About 14% of the UK’s greenhouse gas emissions come from heating the UK’s poor housing stock, most of which is also draughty and energy inefficient. The group also called for insulation to be made available to people on low incomes.

It reminds me of programs focused on assisting people in transitioning from coal furnaces and ovens to gas and electricity.  Utility firms to this day have programs that finance the purchase of furnaces, etc.

PUSH Buffalo Green Development Zone as a neighborhood revitalization model also. There should be renewed and refocused attention paid to energy conservation programs benefiting low income households.  One example is the PUSH Buffalo community organization's Green Development Zone.  The GDZ is comparable to various "ecovillage" initiatives (I can think of some in DC, Cleveland, and elsewhere) in the 1990s and early 2000s, as a revitalization effort.

It's designed to promote green jobs, equity, to achieve environmental goals, etc.  It's also a way to deliver energy conservation programs in low income neighborhoods (PUSH Buffalo’s Green Development Zone: a Model for New Economy Community Development, Building A “Community Growth Machine”: The Green Development Zone as a Model for a New Neighborhood Economy).

You could argue that the Green Development Zone is:

1.  another way to position a neighborhood-based stabilization and revitalization initiative and deliver programs ("HOW PUSH BUFFALO MODELS HOLISTIC, EQUITABLE AND GREEN COMMUNITY DEVELOPMENT," NCRP)

2.  that can be integrated with the "Elm Street Approach" that the series suggests

3.  with a greater focus on building economic benefits within the neighborhood for the residents (Community Economic Development Handbook: Strategies and Tools to Revitalize Your Neighborhood  by Mihailo Temali, "Lessons from CNN story on Allentown, Pennsylvania,") and 

4.  while building into the program more directly, equity and environmental justice.

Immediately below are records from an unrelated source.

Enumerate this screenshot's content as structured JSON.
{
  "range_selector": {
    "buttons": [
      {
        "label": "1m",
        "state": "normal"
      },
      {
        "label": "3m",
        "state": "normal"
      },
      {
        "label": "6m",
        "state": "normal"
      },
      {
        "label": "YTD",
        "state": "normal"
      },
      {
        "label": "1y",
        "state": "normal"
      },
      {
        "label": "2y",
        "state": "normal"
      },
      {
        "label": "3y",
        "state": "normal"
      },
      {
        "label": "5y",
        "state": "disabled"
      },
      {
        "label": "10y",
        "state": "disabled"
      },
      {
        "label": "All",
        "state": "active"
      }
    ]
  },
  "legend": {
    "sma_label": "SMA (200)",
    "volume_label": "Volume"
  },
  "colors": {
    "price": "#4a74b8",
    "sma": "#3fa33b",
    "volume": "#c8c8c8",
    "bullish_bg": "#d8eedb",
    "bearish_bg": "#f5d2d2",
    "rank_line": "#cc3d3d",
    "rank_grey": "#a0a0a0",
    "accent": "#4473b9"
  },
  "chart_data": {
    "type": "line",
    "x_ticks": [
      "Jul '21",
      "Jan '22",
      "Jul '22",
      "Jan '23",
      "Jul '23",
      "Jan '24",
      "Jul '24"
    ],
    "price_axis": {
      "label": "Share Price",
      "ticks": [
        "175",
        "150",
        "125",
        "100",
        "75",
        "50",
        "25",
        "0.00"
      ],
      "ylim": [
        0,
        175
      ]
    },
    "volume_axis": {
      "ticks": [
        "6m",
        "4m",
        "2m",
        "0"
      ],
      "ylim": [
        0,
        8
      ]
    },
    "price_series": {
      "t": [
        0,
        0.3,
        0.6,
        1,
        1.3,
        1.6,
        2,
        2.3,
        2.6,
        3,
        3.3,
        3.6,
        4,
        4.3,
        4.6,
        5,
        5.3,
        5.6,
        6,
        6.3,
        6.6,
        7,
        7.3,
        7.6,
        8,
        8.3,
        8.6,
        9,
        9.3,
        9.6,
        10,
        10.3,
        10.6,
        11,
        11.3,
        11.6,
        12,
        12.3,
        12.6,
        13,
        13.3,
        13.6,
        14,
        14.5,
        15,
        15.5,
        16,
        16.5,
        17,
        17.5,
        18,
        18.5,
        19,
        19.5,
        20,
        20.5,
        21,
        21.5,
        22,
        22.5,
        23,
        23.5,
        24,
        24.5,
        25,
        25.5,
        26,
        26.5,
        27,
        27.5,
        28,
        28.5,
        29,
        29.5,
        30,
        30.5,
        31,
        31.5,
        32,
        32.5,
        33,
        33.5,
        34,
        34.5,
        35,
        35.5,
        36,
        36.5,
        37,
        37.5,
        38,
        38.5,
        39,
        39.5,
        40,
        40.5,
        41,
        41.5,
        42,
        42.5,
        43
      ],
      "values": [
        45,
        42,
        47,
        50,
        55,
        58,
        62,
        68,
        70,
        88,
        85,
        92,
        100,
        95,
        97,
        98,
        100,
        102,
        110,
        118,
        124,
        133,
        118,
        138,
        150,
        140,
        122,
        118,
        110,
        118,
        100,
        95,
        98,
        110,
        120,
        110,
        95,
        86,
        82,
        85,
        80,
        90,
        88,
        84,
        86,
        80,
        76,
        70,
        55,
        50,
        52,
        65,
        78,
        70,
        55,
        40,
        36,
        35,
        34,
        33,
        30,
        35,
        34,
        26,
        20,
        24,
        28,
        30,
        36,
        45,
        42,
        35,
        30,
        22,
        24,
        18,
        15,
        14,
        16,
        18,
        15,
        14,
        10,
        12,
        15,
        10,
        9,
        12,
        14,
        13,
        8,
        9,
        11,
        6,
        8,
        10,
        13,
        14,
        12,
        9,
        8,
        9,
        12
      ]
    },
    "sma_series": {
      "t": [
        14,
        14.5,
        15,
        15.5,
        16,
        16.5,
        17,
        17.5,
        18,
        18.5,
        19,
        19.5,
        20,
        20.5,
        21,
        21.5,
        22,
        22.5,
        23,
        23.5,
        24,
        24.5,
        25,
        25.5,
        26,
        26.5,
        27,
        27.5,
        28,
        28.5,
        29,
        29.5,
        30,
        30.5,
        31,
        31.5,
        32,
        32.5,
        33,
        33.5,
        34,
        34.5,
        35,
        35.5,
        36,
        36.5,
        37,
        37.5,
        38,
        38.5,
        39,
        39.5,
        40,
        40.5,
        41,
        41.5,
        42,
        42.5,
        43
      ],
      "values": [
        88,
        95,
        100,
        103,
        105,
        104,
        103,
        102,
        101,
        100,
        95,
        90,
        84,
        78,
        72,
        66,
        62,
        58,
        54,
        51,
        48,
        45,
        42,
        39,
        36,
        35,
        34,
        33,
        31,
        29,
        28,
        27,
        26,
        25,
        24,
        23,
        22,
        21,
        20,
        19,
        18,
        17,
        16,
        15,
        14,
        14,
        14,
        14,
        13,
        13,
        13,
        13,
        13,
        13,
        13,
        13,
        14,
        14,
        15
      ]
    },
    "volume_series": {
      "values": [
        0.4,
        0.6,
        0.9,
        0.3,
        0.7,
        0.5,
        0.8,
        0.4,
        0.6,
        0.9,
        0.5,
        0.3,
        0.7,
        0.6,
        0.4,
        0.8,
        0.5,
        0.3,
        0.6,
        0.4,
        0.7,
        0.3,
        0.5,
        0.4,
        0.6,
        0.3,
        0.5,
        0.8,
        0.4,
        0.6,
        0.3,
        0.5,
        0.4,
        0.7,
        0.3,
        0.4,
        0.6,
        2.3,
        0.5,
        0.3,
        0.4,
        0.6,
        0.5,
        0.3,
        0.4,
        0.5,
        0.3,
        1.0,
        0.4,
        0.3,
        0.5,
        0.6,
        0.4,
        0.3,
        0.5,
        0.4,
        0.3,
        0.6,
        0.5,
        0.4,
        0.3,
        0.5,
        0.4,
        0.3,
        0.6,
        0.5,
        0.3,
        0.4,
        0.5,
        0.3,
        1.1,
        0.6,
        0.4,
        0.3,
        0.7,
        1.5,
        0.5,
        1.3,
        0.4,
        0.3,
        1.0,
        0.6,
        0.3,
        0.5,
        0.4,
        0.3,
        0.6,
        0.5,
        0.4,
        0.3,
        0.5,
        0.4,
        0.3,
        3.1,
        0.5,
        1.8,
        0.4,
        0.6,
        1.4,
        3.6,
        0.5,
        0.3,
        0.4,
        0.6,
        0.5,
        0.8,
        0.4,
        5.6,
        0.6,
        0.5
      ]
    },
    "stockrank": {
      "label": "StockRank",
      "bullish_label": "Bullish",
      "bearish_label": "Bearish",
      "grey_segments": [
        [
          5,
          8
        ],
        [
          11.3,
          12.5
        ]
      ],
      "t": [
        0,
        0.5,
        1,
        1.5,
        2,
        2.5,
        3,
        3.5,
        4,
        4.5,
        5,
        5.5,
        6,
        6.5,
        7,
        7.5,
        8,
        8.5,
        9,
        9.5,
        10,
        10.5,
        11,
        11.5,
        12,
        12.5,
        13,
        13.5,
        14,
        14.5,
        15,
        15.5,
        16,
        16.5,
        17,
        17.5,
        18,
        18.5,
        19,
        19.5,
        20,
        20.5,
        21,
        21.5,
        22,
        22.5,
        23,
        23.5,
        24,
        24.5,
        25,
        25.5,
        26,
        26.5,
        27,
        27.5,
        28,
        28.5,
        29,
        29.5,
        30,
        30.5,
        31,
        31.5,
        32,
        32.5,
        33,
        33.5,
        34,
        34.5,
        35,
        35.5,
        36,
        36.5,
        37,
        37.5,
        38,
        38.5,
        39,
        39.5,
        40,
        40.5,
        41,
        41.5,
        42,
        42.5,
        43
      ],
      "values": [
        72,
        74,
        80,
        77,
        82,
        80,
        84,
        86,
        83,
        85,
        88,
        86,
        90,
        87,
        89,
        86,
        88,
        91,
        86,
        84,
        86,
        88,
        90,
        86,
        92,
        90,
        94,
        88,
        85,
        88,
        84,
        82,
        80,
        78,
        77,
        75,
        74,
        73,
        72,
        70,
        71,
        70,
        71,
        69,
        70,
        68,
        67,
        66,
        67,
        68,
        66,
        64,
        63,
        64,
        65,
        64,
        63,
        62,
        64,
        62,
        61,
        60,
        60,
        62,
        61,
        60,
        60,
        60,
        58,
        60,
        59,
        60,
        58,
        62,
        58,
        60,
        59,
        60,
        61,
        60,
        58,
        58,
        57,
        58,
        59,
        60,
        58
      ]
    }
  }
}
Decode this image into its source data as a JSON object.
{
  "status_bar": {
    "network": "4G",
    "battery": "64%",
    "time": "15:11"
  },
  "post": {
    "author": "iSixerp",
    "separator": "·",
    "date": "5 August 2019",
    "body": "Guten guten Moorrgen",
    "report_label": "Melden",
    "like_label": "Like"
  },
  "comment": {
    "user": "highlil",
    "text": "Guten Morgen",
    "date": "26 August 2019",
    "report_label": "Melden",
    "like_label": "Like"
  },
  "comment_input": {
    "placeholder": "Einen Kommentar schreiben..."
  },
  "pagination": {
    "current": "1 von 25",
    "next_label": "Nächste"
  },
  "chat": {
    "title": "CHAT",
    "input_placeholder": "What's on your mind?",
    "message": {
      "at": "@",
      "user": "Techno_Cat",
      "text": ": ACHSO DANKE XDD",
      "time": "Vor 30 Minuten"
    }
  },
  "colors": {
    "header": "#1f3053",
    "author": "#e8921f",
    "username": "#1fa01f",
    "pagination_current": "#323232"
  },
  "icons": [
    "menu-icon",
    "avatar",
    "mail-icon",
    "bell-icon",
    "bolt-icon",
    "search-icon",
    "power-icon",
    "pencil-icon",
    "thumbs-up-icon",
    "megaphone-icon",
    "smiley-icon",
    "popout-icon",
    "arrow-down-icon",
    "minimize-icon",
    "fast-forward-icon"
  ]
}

Note there are other examples, including the Evergreen Energy Solutions division of Evergreen Cooperatives in Cleveland, which also has a focus on solar energy.

Most states require utilities to provide programming along these lines (Supporting Low-Income Energy Efficiency: A Guide for Utility Regulators, American Council for an Energy Efficient Economy), and that's great, but the idea here is to implement programs at scale in terms of neighborhoods, districts, cities and counties.

Labels: , , , , , , , , ,


At 4:40 PM, Blogger Richard Layman said...

The Guardian: John Oliver rips into US clean-energy loans: ‘This business model is fundamentally flawed’.

At 6:54 PM, Blogger Richard Layman said...

Houston Green Building Resource Center

DIY Home Energy Audit

At 5:07 PM, Blogger Richard Layman said...

Another element to address in such programs is the "heat island" effect, community greening, etc., as a sustainability and equity planning issue and an urban design and placemaking issue.

At 8:51 PM, Blogger Richard Layman said...

NPR: In Cleveland, Better Housing Is Climate Justice.

At 6:10 PM, Blogger Richard Layman said...

This interview of a state Senator from Philadelphia, mentions that low income households in Philadelphia spend 23% of their income on utilities.

At 6:15 PM, Blogger Richard Layman said...

WTOP: DC ‘heat islands’ explained: Why it’s much hotter in some parts of the city.

At 1:54 PM, Blogger Richard Layman said...

The New York Times: What Technology Could Reduce Heat Deaths? Trees..

At 2:59 PM, Blogger Richard Layman said...

A cool idea for low-income urban areas hard hit by warming climate: More trees
By Alex Brown


Post a Comment

<< Home